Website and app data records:

● ● ● ● ● ● ●

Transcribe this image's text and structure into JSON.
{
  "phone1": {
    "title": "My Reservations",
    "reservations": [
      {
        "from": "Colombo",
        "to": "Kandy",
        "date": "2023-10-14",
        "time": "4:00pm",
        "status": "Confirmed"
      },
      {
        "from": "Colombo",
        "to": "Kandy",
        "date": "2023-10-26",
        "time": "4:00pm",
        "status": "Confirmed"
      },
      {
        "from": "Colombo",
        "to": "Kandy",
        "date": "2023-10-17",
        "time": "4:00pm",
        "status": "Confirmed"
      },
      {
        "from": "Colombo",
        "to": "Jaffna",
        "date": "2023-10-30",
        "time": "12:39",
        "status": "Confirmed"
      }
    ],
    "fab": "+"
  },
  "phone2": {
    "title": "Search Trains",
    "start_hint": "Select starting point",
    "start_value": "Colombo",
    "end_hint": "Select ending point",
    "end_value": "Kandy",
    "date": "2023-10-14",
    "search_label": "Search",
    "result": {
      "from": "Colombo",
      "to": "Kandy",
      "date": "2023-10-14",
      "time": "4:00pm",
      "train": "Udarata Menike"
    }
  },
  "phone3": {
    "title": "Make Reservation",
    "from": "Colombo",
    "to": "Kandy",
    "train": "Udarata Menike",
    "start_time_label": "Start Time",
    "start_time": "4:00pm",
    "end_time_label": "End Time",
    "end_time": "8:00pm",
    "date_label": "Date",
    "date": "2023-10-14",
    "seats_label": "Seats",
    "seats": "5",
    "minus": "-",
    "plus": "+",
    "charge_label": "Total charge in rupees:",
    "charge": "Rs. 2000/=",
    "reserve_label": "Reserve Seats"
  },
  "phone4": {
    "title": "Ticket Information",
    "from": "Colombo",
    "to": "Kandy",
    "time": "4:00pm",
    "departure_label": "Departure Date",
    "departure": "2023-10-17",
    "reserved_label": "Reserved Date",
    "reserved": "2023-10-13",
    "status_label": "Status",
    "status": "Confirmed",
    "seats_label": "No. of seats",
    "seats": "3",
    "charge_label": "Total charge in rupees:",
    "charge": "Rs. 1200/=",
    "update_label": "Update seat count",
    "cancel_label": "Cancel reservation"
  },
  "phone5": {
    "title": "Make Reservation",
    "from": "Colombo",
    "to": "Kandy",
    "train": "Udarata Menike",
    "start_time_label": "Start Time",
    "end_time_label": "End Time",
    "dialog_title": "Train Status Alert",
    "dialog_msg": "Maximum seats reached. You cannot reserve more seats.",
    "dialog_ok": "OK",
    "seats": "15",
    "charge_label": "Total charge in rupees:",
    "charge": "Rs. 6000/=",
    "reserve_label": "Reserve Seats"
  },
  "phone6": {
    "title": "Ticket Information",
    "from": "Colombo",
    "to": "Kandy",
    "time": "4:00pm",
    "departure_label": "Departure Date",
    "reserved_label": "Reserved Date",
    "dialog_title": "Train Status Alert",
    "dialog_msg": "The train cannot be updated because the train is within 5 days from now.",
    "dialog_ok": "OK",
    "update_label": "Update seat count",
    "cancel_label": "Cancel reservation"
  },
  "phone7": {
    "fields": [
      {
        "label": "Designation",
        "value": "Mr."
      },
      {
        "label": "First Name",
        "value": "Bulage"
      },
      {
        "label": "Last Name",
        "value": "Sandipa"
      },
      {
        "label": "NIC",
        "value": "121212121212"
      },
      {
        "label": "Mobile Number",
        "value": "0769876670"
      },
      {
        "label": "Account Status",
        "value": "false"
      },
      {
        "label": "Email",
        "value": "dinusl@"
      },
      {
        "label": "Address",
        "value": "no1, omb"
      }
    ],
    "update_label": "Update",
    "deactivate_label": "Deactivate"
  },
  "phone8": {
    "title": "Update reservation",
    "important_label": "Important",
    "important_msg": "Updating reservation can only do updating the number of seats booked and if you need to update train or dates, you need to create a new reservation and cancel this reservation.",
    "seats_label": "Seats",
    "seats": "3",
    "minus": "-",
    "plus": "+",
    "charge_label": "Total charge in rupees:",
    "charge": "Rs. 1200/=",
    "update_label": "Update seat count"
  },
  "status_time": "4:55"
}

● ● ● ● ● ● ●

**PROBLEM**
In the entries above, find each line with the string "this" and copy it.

**ANSWER BOX**
Transcribe this image's text and structure into JSON.
    "important_msg": "Updating reservation can only do updating the number of seats booked and if you need to update train or dates, you need to create a new reservation and cancel this reservation.",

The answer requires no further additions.